> **Task prompt**
Reproduce the listing below verbatim.

> **Supplied data**

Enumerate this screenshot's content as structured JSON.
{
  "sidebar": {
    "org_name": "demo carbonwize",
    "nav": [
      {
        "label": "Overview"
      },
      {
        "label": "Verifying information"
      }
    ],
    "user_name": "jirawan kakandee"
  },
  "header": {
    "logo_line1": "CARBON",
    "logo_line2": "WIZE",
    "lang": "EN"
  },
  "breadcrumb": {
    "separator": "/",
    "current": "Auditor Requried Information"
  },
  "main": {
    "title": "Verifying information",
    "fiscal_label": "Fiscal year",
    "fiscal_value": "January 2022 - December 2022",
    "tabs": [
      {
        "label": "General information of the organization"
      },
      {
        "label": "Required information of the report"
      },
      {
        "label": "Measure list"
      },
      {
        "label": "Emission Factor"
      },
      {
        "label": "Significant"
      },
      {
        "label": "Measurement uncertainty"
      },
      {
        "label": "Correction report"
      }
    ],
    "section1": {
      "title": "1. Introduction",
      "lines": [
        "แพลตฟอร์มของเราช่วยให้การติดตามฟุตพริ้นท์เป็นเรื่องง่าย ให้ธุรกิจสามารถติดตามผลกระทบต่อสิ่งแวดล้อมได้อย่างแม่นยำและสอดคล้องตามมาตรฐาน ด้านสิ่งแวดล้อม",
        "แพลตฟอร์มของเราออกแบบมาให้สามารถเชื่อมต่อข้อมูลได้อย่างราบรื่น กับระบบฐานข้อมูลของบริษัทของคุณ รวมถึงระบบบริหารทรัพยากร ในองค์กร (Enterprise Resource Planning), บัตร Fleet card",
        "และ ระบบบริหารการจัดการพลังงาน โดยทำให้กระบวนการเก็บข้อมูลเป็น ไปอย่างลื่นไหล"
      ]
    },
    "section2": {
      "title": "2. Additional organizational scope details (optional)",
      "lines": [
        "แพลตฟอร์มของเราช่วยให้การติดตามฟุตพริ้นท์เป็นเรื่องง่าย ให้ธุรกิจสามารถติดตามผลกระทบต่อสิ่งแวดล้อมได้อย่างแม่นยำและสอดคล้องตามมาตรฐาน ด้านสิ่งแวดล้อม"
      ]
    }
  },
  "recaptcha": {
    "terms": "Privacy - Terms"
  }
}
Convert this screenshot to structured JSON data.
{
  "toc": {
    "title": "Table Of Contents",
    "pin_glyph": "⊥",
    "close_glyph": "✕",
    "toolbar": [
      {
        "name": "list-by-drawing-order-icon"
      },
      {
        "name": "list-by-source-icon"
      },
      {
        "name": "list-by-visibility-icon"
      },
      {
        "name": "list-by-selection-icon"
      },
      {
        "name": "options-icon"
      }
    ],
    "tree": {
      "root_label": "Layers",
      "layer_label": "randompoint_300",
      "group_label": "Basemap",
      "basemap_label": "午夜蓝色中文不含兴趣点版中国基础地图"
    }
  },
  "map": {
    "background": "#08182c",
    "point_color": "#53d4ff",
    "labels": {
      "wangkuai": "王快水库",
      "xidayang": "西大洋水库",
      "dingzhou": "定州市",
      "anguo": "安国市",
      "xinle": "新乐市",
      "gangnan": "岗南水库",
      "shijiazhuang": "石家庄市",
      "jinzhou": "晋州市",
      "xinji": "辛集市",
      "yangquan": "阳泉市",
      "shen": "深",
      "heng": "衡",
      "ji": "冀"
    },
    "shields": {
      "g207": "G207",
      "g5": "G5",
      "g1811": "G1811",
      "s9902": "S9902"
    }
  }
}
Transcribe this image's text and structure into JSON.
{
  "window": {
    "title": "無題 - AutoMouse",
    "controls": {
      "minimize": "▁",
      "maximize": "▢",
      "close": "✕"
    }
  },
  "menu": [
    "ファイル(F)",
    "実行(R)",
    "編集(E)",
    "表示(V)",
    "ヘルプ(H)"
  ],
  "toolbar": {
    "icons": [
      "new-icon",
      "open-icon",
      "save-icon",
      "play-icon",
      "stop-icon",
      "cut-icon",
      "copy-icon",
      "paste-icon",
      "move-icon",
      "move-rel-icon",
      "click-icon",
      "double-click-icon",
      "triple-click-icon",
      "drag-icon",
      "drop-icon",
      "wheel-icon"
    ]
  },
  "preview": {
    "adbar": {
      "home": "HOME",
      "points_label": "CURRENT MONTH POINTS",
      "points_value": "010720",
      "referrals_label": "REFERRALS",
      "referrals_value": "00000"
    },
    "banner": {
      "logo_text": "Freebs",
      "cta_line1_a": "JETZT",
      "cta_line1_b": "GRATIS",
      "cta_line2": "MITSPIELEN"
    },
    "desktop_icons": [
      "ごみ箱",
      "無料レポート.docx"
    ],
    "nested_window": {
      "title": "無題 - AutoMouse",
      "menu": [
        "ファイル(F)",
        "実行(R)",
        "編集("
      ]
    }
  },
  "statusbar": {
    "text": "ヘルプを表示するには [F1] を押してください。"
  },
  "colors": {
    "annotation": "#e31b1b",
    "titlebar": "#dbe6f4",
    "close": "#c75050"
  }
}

> **Answer to this exercise**
Enumerate this screenshot's content as structured JSON.
{
  "sidebar": {
    "org_name": "demo carbonwize",
    "nav": [
      {
        "label": "Overview"
      },
      {
        "label": "Verifying information"
      }
    ],
    "user_name": "jirawan kakandee"
  },
  "header": {
    "logo_line1": "CARBON",
    "logo_line2": "WIZE",
    "lang": "EN"
  },
  "breadcrumb": {
    "separator": "/",
    "current": "Auditor Requried Information"
  },
  "main": {
    "title": "Verifying information",
    "fiscal_label": "Fiscal year",
    "fiscal_value": "January 2022 - December 2022",
    "tabs": [
      {
        "label": "General information of the organization"
      },
      {
        "label": "Required information of the report"
      },
      {
        "label": "Measure list"
      },
      {
        "label": "Emission Factor"
      },
      {
        "label": "Significant"
      },
      {
        "label": "Measurement uncertainty"
      },
      {
        "label": "Correction report"
      }
    ],
    "section1": {
      "title": "1. Introduction",
      "lines": [
        "แพลตฟอร์มของเราช่วยให้การติดตามฟุตพริ้นท์เป็นเรื่องง่าย ให้ธุรกิจสามารถติดตามผลกระทบต่อสิ่งแวดล้อมได้อย่างแม่นยำและสอดคล้องตามมาตรฐาน ด้านสิ่งแวดล้อม",
        "แพลตฟอร์มของเราออกแบบมาให้สามารถเชื่อมต่อข้อมูลได้อย่างราบรื่น กับระบบฐานข้อมูลของบริษัทของคุณ รวมถึงระบบบริหารทรัพยากร ในองค์กร (Enterprise Resource Planning), บัตร Fleet card",
        "และ ระบบบริหารการจัดการพลังงาน โดยทำให้กระบวนการเก็บข้อมูลเป็น ไปอย่างลื่นไหล"
      ]
    },
    "section2": {
      "title": "2. Additional organizational scope details (optional)",
      "lines": [
        "แพลตฟอร์มของเราช่วยให้การติดตามฟุตพริ้นท์เป็นเรื่องง่าย ให้ธุรกิจสามารถติดตามผลกระทบต่อสิ่งแวดล้อมได้อย่างแม่นยำและสอดคล้องตามมาตรฐาน ด้านสิ่งแวดล้อม"
      ]
    }
  },
  "recaptcha": {
    "terms": "Privacy - Terms"
  }
}
Convert this screenshot to structured JSON data.
{
  "toc": {
    "title": "Table Of Contents",
    "pin_glyph": "⊥",
    "close_glyph": "✕",
    "toolbar": [
      {
        "name": "list-by-drawing-order-icon"
      },
      {
        "name": "list-by-source-icon"
      },
      {
        "name": "list-by-visibility-icon"
      },
      {
        "name": "list-by-selection-icon"
      },
      {
        "name": "options-icon"
      }
    ],
    "tree": {
      "root_label": "Layers",
      "layer_label": "randompoint_300",
      "group_label": "Basemap",
      "basemap_label": "午夜蓝色中文不含兴趣点版中国基础地图"
    }
  },
  "map": {
    "background": "#08182c",
    "point_color": "#53d4ff",
    "labels": {
      "wangkuai": "王快水库",
      "xidayang": "西大洋水库",
      "dingzhou": "定州市",
      "anguo": "安国市",
      "xinle": "新乐市",
      "gangnan": "岗南水库",
      "shijiazhuang": "石家庄市",
      "jinzhou": "晋州市",
      "xinji": "辛集市",
      "yangquan": "阳泉市",
      "shen": "深",
      "heng": "衡",
      "ji": "冀"
    },
    "shields": {
      "g207": "G207",
      "g5": "G5",
      "g1811": "G1811",
      "s9902": "S9902"
    }
  }
}
Transcribe this image's text and structure into JSON.
{
  "window": {
    "title": "無題 - AutoMouse",
    "controls": {
      "minimize": "▁",
      "maximize": "▢",
      "close": "✕"
    }
  },
  "menu": [
    "ファイル(F)",
    "実行(R)",
    "編集(E)",
    "表示(V)",
    "ヘルプ(H)"
  ],
  "toolbar": {
    "icons": [
      "new-icon",
      "open-icon",
      "save-icon",
      "play-icon",
      "stop-icon",
      "cut-icon",
      "copy-icon",
      "paste-icon",
      "move-icon",
      "move-rel-icon",
      "click-icon",
      "double-click-icon",
      "triple-click-icon",
      "drag-icon",
      "drop-icon",
      "wheel-icon"
    ]
  },
  "preview": {
    "adbar": {
      "home": "HOME",
      "points_label": "CURRENT MONTH POINTS",
      "points_value": "010720",
      "referrals_label": "REFERRALS",
      "referrals_value": "00000"
    },
    "banner": {
      "logo_text": "Freebs",
      "cta_line1_a": "JETZT",
      "cta_line1_b": "GRATIS",
      "cta_line2": "MITSPIELEN"
    },
    "desktop_icons": [
      "ごみ箱",
      "無料レポート.docx"
    ],
    "nested_window": {
      "title": "無題 - AutoMouse",
      "menu": [
        "ファイル(F)",
        "実行(R)",
        "編集("
      ]
    }
  },
  "statusbar": {
    "text": "ヘルプを表示するには [F1] を押してください。"
  },
  "colors": {
    "annotation": "#e31b1b",
    "titlebar": "#dbe6f4",
    "close": "#c75050"
  }
}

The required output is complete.